Grapes grow on weighty grapevines that are trellised for additional support. Depending on personal taste, a grape trellis is made from pre-treated lumber, metal, PVS pipes along with other weather resistant material. Build an inexpensive grapevine trellis with wooden boards that lift growing vines off the ground so they receive maximum sunlight and air. Trellising grapes also ensures a healthy, succulent crop, and reduces the time it takes to harvest mature grapes. Provide each grapevine an individual trellis, and space multiple vines 8 feet apart.
Measure and mark a 3-foot height on one end of the 9-foot tall lumber with a marker. Extend the mark all around the lumber with a ruler, so it is straight. Repeat the procedure with the second 9-foot length.
Dig a 3-foot deep and 8-inch wide hole over your desired spot with a post-hole digger or shovel. Collect the soil in a wheelbarrow for later use. Tamp the base of the hole down so it is level and even. Measure a distance of 10 feet from this hole in a straight line, and dig an identical hole over the spot.
Pour concrete into a large bucket, and follow label directions for adding the appropriate amount of water. Mix well with a stick or hand trowel.
Stand each length of lumber vertically into a hole, with the 3-foot portion underground and the marked line at the same level as the surrounding soil. Pour concrete into each hole until 2/3 of the way, and allow it to dry thoroughly overnight.
Check the concrete next morning to ensure it is dry, and add soil from the wheelbarrow the remaining 1/3 of the way into each hole. Tamp the soil down with your fingers to remove air pockets and ensure it is in line with the surrounding soil.

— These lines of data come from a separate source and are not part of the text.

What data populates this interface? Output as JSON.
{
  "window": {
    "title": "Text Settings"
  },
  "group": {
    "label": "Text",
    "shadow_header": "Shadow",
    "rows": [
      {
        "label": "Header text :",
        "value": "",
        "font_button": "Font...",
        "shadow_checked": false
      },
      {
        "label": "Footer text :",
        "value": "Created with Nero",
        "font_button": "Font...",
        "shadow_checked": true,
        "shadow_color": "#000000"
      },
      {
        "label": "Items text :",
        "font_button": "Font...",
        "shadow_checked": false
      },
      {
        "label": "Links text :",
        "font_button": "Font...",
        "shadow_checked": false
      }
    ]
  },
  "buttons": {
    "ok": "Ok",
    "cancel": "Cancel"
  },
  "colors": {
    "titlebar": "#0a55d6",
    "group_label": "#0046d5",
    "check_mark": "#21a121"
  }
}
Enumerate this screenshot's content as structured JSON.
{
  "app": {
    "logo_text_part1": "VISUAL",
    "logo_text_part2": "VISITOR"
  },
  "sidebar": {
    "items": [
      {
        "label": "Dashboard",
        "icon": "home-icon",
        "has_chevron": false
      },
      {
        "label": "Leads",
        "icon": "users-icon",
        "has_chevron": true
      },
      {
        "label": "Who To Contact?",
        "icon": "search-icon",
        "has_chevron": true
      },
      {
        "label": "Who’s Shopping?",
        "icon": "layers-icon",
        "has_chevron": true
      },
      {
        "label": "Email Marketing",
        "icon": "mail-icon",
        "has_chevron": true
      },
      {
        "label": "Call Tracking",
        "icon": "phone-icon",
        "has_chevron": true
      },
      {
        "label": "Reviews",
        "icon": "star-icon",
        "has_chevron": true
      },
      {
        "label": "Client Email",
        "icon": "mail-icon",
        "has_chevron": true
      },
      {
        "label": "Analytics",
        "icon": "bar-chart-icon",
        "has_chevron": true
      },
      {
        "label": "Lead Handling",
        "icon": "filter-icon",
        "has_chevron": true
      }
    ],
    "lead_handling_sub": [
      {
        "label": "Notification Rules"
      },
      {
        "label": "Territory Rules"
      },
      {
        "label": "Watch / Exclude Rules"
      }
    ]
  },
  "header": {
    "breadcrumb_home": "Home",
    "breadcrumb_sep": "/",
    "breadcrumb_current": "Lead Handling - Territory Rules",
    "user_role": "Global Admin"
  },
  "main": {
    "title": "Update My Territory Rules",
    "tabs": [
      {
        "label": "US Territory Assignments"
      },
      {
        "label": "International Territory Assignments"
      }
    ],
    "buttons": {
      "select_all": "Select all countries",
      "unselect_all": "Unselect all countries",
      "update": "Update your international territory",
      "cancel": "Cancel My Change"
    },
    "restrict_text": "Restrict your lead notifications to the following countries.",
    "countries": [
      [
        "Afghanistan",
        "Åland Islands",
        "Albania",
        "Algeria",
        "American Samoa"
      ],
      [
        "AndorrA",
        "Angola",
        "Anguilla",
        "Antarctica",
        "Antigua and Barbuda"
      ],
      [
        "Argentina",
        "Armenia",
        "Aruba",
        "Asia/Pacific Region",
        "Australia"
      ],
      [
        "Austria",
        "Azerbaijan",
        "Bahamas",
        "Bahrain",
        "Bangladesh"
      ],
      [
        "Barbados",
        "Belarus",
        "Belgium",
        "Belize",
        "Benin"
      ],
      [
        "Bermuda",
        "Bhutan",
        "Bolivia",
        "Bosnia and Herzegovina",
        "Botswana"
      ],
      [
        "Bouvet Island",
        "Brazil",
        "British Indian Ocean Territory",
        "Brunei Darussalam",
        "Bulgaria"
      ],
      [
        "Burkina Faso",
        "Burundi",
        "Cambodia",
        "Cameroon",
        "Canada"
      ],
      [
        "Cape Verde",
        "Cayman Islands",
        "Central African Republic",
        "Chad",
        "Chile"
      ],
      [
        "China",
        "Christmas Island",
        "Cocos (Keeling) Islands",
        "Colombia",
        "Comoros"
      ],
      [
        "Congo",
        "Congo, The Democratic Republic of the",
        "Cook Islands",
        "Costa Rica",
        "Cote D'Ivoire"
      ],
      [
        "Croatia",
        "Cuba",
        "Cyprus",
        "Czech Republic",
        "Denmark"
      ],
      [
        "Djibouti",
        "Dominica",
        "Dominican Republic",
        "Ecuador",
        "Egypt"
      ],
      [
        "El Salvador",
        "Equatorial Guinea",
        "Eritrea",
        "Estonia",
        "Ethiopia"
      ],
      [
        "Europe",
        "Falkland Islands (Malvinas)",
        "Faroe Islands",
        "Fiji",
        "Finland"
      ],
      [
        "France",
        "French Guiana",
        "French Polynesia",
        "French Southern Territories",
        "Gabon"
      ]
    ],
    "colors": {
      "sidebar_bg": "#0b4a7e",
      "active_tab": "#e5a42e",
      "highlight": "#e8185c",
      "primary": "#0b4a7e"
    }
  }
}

Place a 12-foot long 2-x-4 horizontally 6-inches below the tops of the vertical posts. Have a friend help hold the other end of the pole. Although both vertical poles are spaced 10 feet apart, the 1-foot overhang on each side of the 12-foot lumber allows for added security. Drill it in place with wood screws.
Place another horizontal 12-foot long 2-x-4 under the previously installed length, and drill it to each vertical pole with wood screws. Repeat the procedure with two more lengths, each spaced a foot apart.
Hold a 10-foot long lumber against the top of the first vertical post, and drill it in place. Extend it diagonally so its lower end rests against the lower edge of the other vertical post. Drill it in place with wood screws. Hold the second identical length of lumber against the top of the second vertical post and drill it in place. Extend it diagonally so it forms an X-shape, and secure its base against the lower edge of the first pole.